October 14, 2008
The twilight of the idols
Worshipping the golden calf. Image courtesy of wikipedia.
If there is a bright side to the current global economic meltdown, it might be the demise of one of the loopiest religious cults of recent times. The cult in question is that of the market god, which has dominated American political life for nearly the last 30 years.
According to this pseudo-secular cult, "the market"--an ideological abstraction or reification--is viewed pretty much the way monotheistic believers view God. It is all good, all knowing and, like the God of the Hebrew Bible, it is jealous--punishing the sins of disbelievers unto the fourth and fifth generation.
Like the God of the Bible, sometimes the ways of "the market" are mysterious and hard for us to understand, but we must remember that its ways are not our ways, nor are its thoughts our thoughts and that it ultimately works for the good of those who truly believe.
Don't get me wrong. I buy I lot of stuff in "markets," which in one form or other have been around for thousands of years. I don't advocate state ownership of the means of production or the abolition of private property--in fact I wouldn't mind having a bigger goat pasture. But to turn the process of exchange into the equivalent of an object of worship and to elevate this imperfect human idea and institution to the level of the highest good makes many other strange religious practices seem rational.
Say what you want about worshipping and sacrificing to Zeus the Thunderer or Dionysus the god of wine--at least thunder and wine really exist. But an ideal market in which rational actors optimize their decisions and, by pursuing their own interests without regulation or limitation, work for the benefit of all exists only in the heads of academic devotees or political hacks. The great conservative Edmund Burke referred to such people as "sophisters, economists, and calculators."
In the real world, the abstraction of "the market" involves imperfect competition; public subsidies for private wealth; externalities or the passing on social costs to workers, consumers and taxpayers; information asymmetry; speculation; and cronyism. The economy is a human institution and bears the human stain.
In the realm of public policy, devotees have put forward and in large measure enacted their program. They have pursued tax cuts for the wealthy on the basis of a counter factual claim that these "pay for themselves"--which is kind of like saying that taking gas out of your car is the best way to go for a long drive. And they have advocated deregulation of industry and the shredding of the social safety net, which brought us where we are today.

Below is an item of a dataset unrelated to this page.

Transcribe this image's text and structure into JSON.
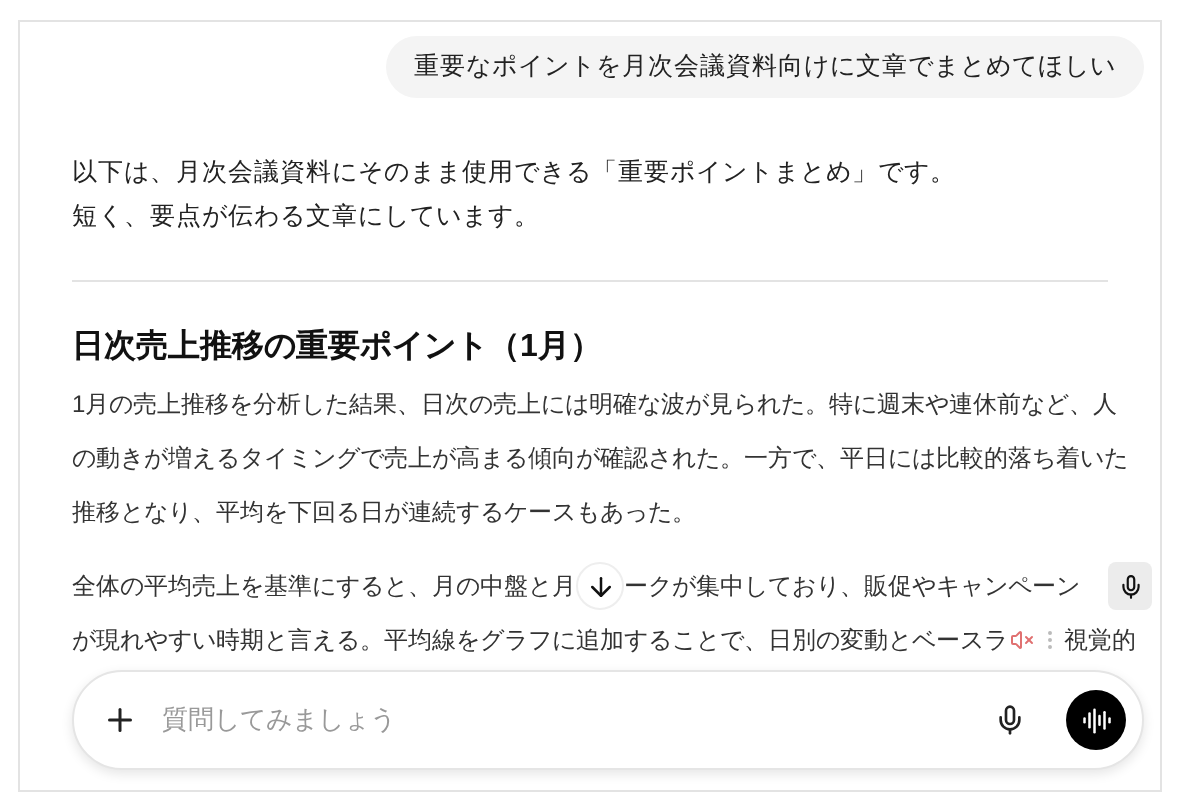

Capitalism could have used better defenders, ones who recognized that the best basis for such an economy of necessity requires some sense of the common good and policies that promote shared prosperity.
The verdict is in on the cult of the market god and the writing is on the wall. As in the Book of Daniel in the Hebrew Bible, it says "mene, mene, tekel, uparsin"--weighed in the balance and found wanting.
MELTDOWN 101. Here's a pretty good overview of the current mess and how we got there.
ECONOMIC CARNAGE. CNN reports on a rash of violence in the wake of the economic meltdown.
CONGRATULATIONS to Princeton economist and NY Times columnist Paul Krugman for his Nobel Prize! The award came mostly for his academic work on issues of trade but he also deserves one for talking sense.
IN CASE YOU'RE WORRIED, here's an item from Newsweek about how the superrich are surviving tough times.
ANIMAL PLANET? Not so much. Many species are vulnerable to climate change.
GOAT ROPE ADVISORY LEVEL: ELEVATED